Anyone with a passing interest in World War II aviation was disappointed to learn that a treasure trove of Supermarine Spitfires, thought to have been buried in their shipping crates at a Royal Air Force base in Burma (today known as Myanmar) was only a dream.
Certainly no one was more disappointed than David Cundall, a 62-year-old farmer from Lincolnshire, England, who had searched for the airplanes for 16 years and come to the conclusion that they could be found near Burma International Airport, which, during World War II, was the site of RAF Mingaladon. Cundall had heard from veterans of the U.S. Navy Seabees that the Spitfires had been buried, and he still believes they are in Myanmar somewhere. But after a careful excavation of the Mingaladon site—careful, among other reasons, because it was the site of combat during World War II and coming upon unexploded ordnance, whether through archaeology or just dumb luck, ends badly—a group of scientists funded by online game developer Wargaming announced last January: No Spitfires here.
Last month Wargaming’s director of special projects, Tracy Spaight, organized a presentation of the group’s findings at the Royal Air Force Museum at Hendon in North London.
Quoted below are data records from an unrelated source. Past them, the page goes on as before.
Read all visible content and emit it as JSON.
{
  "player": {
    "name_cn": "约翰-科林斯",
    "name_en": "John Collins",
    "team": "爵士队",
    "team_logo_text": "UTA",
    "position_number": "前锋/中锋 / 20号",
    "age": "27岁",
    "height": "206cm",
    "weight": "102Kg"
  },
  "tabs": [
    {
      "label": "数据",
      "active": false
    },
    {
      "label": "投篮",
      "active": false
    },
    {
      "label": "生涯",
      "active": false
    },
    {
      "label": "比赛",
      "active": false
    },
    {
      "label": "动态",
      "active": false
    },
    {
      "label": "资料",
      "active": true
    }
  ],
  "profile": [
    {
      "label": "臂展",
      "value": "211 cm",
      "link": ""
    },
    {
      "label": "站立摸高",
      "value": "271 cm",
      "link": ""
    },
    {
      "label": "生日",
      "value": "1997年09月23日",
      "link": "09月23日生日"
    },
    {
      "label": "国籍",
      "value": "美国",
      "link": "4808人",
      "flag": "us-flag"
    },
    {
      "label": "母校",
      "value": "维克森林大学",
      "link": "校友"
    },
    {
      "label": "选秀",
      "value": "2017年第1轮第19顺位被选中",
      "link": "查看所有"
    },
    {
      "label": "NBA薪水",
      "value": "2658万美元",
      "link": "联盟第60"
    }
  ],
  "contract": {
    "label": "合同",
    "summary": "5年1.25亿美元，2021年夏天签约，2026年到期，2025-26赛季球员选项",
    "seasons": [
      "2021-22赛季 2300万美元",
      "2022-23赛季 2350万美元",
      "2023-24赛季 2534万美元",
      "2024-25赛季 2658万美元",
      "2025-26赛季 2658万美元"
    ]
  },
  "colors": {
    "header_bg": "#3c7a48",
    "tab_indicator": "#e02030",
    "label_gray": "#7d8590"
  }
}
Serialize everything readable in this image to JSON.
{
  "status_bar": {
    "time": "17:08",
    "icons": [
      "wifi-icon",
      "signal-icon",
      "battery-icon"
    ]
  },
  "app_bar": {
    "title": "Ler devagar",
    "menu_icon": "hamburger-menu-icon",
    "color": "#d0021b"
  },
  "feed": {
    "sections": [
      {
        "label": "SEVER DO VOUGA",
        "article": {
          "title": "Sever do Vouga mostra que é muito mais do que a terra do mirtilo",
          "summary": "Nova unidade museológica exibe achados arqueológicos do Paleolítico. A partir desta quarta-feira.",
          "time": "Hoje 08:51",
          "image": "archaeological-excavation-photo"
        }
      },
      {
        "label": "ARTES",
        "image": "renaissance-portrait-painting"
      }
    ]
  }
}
Here is a video brief of the evidence presented by the team of archaeologists and geophysicsts who traveled to Myanmar to search.